The Second Vatican Council in its Decree on the Apostolate of the Laity calls upon the laity to do apostolic work in the family, society, on the national and international levels, states: There are innumerable opportunities open to the laity for the exercise of their apostolate of evangelization. The very testimony of their Christian life and good works done in a supernatural spirit have the power to draw men to belief and to God (Apostolicam Actuositatem # 6).
We may wonder if there is one vocation more desirable and noble than the other. There is a Vietnamese saying: Dedicated life is happiness, married life is misfortune. That saying is not quite right. If the priesthood or religious life is not fulfilled, then it is not necessarily happy. What’s important thing is each person fulfills his/her vocation. In a play, if a main actor performs badly, the whole play loses its value.
On the contrary, if a secondary actor plays well, he/she will be praised. Vocation to the priesthood, religious and the married life is a growing and continuing process, lasting through the entire life. Ordination to the priesthood is not the day a priest stops becoming a priest. In other words, the priestly life does not stop at the ordination. The day of ordination is only a first step of the priesthood.
Married life is the same way. Married life does not stop on the wedding day or the honeymoon. Married love and life must grow and be fostered day after day, year after year. A Christian vocation does not stop at the day of baptism and confirmation either. A certificate of baptism is not an ID or a passport to enter the kingdom of heaven, if Christians do not keep God's commandments, and do not practice the teaching of Christ. Each Christian needs to study the gospel message as to build up his/her relationship with God and to practice and renew his/her faith. That is the process of discipleship. Each baptized Christian including priests and religious brothers and sisters is called to be Jesus' disciple.

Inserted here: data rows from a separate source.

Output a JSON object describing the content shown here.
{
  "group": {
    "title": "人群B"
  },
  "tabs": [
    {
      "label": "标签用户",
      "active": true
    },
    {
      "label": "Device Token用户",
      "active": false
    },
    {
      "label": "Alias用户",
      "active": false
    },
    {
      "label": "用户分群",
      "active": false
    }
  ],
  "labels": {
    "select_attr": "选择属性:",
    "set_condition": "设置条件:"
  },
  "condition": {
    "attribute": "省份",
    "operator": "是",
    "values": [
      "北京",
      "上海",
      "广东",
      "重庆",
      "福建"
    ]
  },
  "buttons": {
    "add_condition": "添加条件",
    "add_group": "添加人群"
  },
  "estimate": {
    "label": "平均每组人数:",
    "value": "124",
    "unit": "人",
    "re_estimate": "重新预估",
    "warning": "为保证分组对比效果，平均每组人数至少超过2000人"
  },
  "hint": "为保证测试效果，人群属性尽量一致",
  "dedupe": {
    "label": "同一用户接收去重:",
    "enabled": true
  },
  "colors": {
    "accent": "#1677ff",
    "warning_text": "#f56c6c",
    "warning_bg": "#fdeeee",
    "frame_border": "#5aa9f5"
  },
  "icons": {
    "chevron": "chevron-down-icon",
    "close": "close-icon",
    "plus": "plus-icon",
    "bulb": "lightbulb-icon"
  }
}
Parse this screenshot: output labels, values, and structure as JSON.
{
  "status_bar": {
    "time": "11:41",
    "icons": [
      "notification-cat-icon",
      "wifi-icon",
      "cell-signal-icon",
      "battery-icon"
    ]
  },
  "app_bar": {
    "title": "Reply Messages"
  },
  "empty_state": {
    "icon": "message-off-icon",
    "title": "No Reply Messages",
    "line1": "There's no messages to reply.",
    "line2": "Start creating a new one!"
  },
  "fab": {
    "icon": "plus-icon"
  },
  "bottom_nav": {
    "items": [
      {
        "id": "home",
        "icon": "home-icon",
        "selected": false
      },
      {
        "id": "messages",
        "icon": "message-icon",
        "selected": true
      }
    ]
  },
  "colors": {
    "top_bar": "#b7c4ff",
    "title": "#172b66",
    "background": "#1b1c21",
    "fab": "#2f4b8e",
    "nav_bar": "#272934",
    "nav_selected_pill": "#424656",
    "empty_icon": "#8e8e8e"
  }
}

Our response to God’s call is not one time response. Each day requires us to renew our response. To accept discipleship or not depends on each one of us. Our nature is weak, but when God invites us to be somebody or to do something, he will give sufficient grace to fulfill our calling.
A prayer for responding and living one’s vocation each day:
Oh Lord, our God! You call each one of us
to be somebody and to do something
for your service and the service of humankind.
Grant that those who are in a road junction
and do not know which way to go
that they may know and respond to your call.
Give me the grace so that I may fulfill my calling. Amen.
John Tran Binh Trong